DATASET RECORDS Start Marker
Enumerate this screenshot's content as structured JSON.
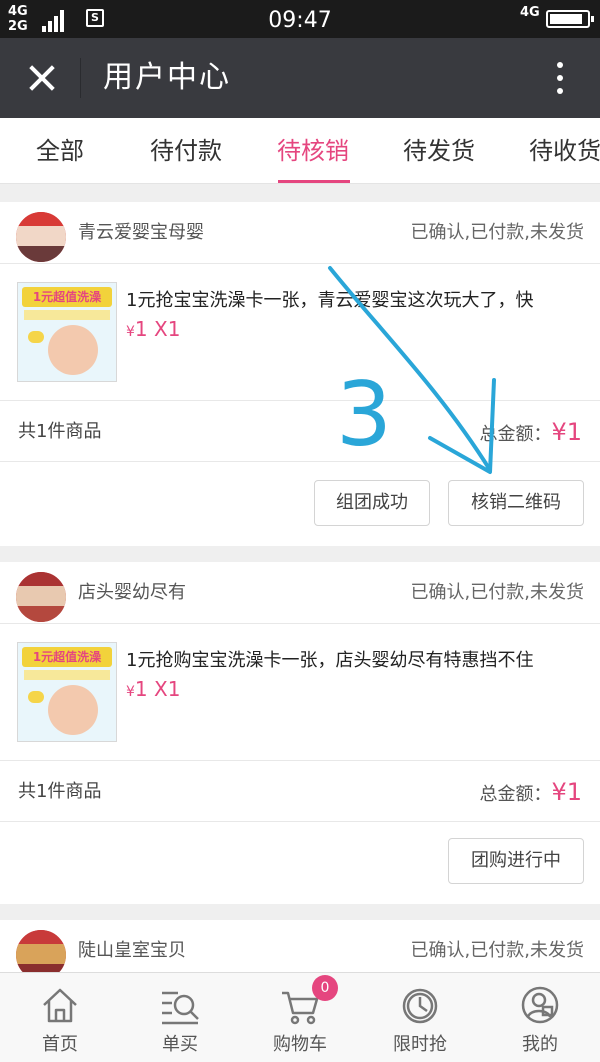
{
  "status_bar": {
    "network_top": "4G",
    "network_bottom": "2G",
    "sim_icon_label": "S",
    "time": "09:47",
    "network_right": "4G",
    "battery_level": 0.9
  },
  "titlebar": {
    "title": "用户中心",
    "close_icon": "close-icon",
    "more_icon": "more-vertical-icon"
  },
  "tabs": [
    {
      "label": "全部",
      "active": false
    },
    {
      "label": "待付款",
      "active": false
    },
    {
      "label": "待核销",
      "active": true
    },
    {
      "label": "待发货",
      "active": false
    },
    {
      "label": "待收货",
      "active": false
    }
  ],
  "orders": [
    {
      "store_name": "青云爱婴宝母婴",
      "status": "已确认,已付款,未发货",
      "item_title": "1元抢宝宝洗澡卡一张，青云爱婴宝这次玩大了，快",
      "item_thumb_text": "1元超值洗澡",
      "price_currency": "¥",
      "price": "1",
      "quantity": "X1",
      "count_text": "共1件商品",
      "total_label": "总金额：",
      "total_amount": "¥1",
      "buttons": [
        "组团成功",
        "核销二维码"
      ]
    },
    {
      "store_name": "店头婴幼尽有",
      "status": "已确认,已付款,未发货",
      "item_title": "1元抢购宝宝洗澡卡一张，店头婴幼尽有特惠挡不住",
      "item_thumb_text": "1元超值洗澡",
      "price_currency": "¥",
      "price": "1",
      "quantity": "X1",
      "count_text": "共1件商品",
      "total_label": "总金额：",
      "total_amount": "¥1",
      "buttons": [
        "团购进行中"
      ]
    },
    {
      "store_name": "陡山皇室宝贝",
      "status": "已确认,已付款,未发货"
    }
  ],
  "annotation": {
    "text": "3",
    "color": "#2aa6d8"
  },
  "bottom_nav": [
    {
      "label": "首页",
      "icon": "home-icon"
    },
    {
      "label": "单买",
      "icon": "search-list-icon"
    },
    {
      "label": "购物车",
      "icon": "cart-icon",
      "badge": "0"
    },
    {
      "label": "限时抢",
      "icon": "clock-icon"
    },
    {
      "label": "我的",
      "icon": "user-icon"
    }
  ],
  "colors": {
    "accent": "#e5467f",
    "titlebar": "#393a3f",
    "statusbar": "#1b1b1b"
  }
}
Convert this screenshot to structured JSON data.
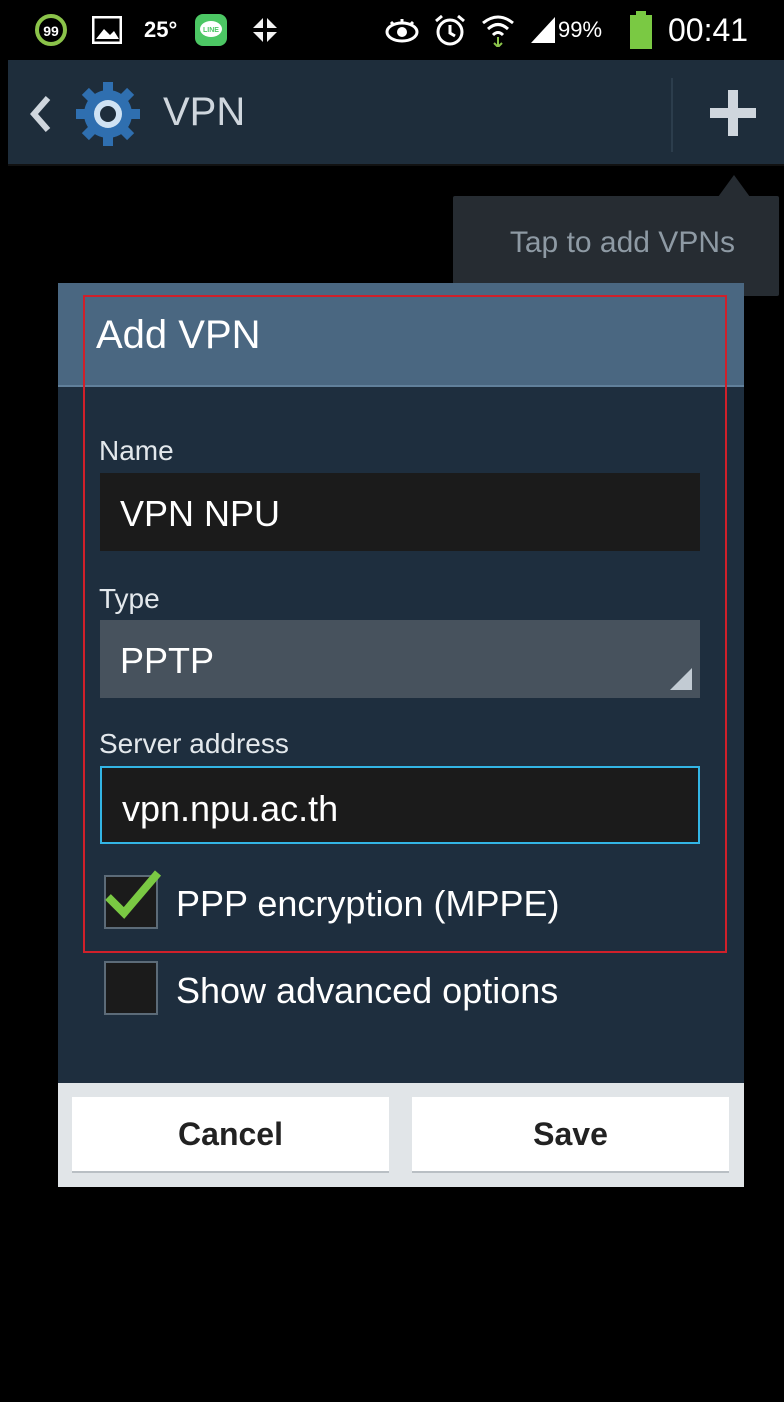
{
  "status_bar": {
    "notification_count": "99",
    "temperature": "25°",
    "line_app_label": "LINE",
    "battery_percent": "99%",
    "time": "00:41",
    "icons": [
      "circle-99-icon",
      "gallery-icon",
      "weather-icon",
      "line-icon",
      "pinwheel-icon",
      "eye-icon",
      "alarm-icon",
      "wifi-icon",
      "signal-icon",
      "battery-icon"
    ]
  },
  "action_bar": {
    "title": "VPN",
    "icons": [
      "back-chevron-icon",
      "settings-gear-icon",
      "add-icon"
    ]
  },
  "tooltip": {
    "text": "Tap to add VPNs"
  },
  "dialog": {
    "title": "Add VPN",
    "name_label": "Name",
    "name_value": "VPN NPU",
    "type_label": "Type",
    "type_value": "PPTP",
    "server_label": "Server address",
    "server_value": "vpn.npu.ac.th",
    "ppp_encryption_label": "PPP encryption (MPPE)",
    "ppp_encryption_checked": true,
    "advanced_label": "Show advanced options",
    "advanced_checked": false,
    "cancel_label": "Cancel",
    "save_label": "Save"
  },
  "colors": {
    "action_bar": "#1e2d3b",
    "dialog_header": "#4a6781",
    "dialog_body": "#1e2e3e",
    "accent": "#33b5e5",
    "check": "#7ac943",
    "highlight": "#d0202a"
  }
}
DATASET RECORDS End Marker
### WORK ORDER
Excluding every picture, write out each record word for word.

### ANSWER SECTION
Enumerate this screenshot's content as structured JSON.
{
  "status_bar": {
    "network_top": "4G",
    "network_bottom": "2G",
    "sim_icon_label": "S",
    "time": "09:47",
    "network_right": "4G",
    "battery_level": 0.9
  },
  "titlebar": {
    "title": "用户中心",
    "close_icon": "close-icon",
    "more_icon": "more-vertical-icon"
  },
  "tabs": [
    {
      "label": "全部",
      "active": false
    },
    {
      "label": "待付款",
      "active": false
    },
    {
      "label": "待核销",
      "active": true
    },
    {
      "label": "待发货",
      "active": false
    },
    {
      "label": "待收货",
      "active": false
    }
  ],
  "orders": [
    {
      "store_name": "青云爱婴宝母婴",
      "status": "已确认,已付款,未发货",
      "item_title": "1元抢宝宝洗澡卡一张，青云爱婴宝这次玩大了，快",
      "item_thumb_text": "1元超值洗澡",
      "price_currency": "¥",
      "price": "1",
      "quantity": "X1",
      "count_text": "共1件商品",
      "total_label": "总金额：",
      "total_amount": "¥1",
      "buttons": [
        "组团成功",
        "核销二维码"
      ]
    },
    {
      "store_name": "店头婴幼尽有",
      "status": "已确认,已付款,未发货",
      "item_title": "1元抢购宝宝洗澡卡一张，店头婴幼尽有特惠挡不住",
      "item_thumb_text": "1元超值洗澡",
      "price_currency": "¥",
      "price": "1",
      "quantity": "X1",
      "count_text": "共1件商品",
      "total_label": "总金额：",
      "total_amount": "¥1",
      "buttons": [
        "团购进行中"
      ]
    },
    {
      "store_name": "陡山皇室宝贝",
      "status": "已确认,已付款,未发货"
    }
  ],
  "annotation": {
    "text": "3",
    "color": "#2aa6d8"
  },
  "bottom_nav": [
    {
      "label": "首页",
      "icon": "home-icon"
    },
    {
      "label": "单买",
      "icon": "search-list-icon"
    },
    {
      "label": "购物车",
      "icon": "cart-icon",
      "badge": "0"
    },
    {
      "label": "限时抢",
      "icon": "clock-icon"
    },
    {
      "label": "我的",
      "icon": "user-icon"
    }
  ],
  "colors": {
    "accent": "#e5467f",
    "titlebar": "#393a3f",
    "statusbar": "#1b1b1b"
  }
}
Convert this screenshot to structured JSON data.
{
  "status_bar": {
    "notification_count": "99",
    "temperature": "25°",
    "line_app_label": "LINE",
    "battery_percent": "99%",
    "time": "00:41",
    "icons": [
      "circle-99-icon",
      "gallery-icon",
      "weather-icon",
      "line-icon",
      "pinwheel-icon",
      "eye-icon",
      "alarm-icon",
      "wifi-icon",
      "signal-icon",
      "battery-icon"
    ]
  },
  "action_bar": {
    "title": "VPN",
    "icons": [
      "back-chevron-icon",
      "settings-gear-icon",
      "add-icon"
    ]
  },
  "tooltip": {
    "text": "Tap to add VPNs"
  },
  "dialog": {
    "title": "Add VPN",
    "name_label": "Name",
    "name_value": "VPN NPU",
    "type_label": "Type",
    "type_value": "PPTP",
    "server_label": "Server address",
    "server_value": "vpn.npu.ac.th",
    "ppp_encryption_label": "PPP encryption (MPPE)",
    "ppp_encryption_checked": true,
    "advanced_label": "Show advanced options",
    "advanced_checked": false,
    "cancel_label": "Cancel",
    "save_label": "Save"
  },
  "colors": {
    "action_bar": "#1e2d3b",
    "dialog_header": "#4a6781",
    "dialog_body": "#1e2e3e",
    "accent": "#33b5e5",
    "check": "#7ac943",
    "highlight": "#d0202a"
  }
}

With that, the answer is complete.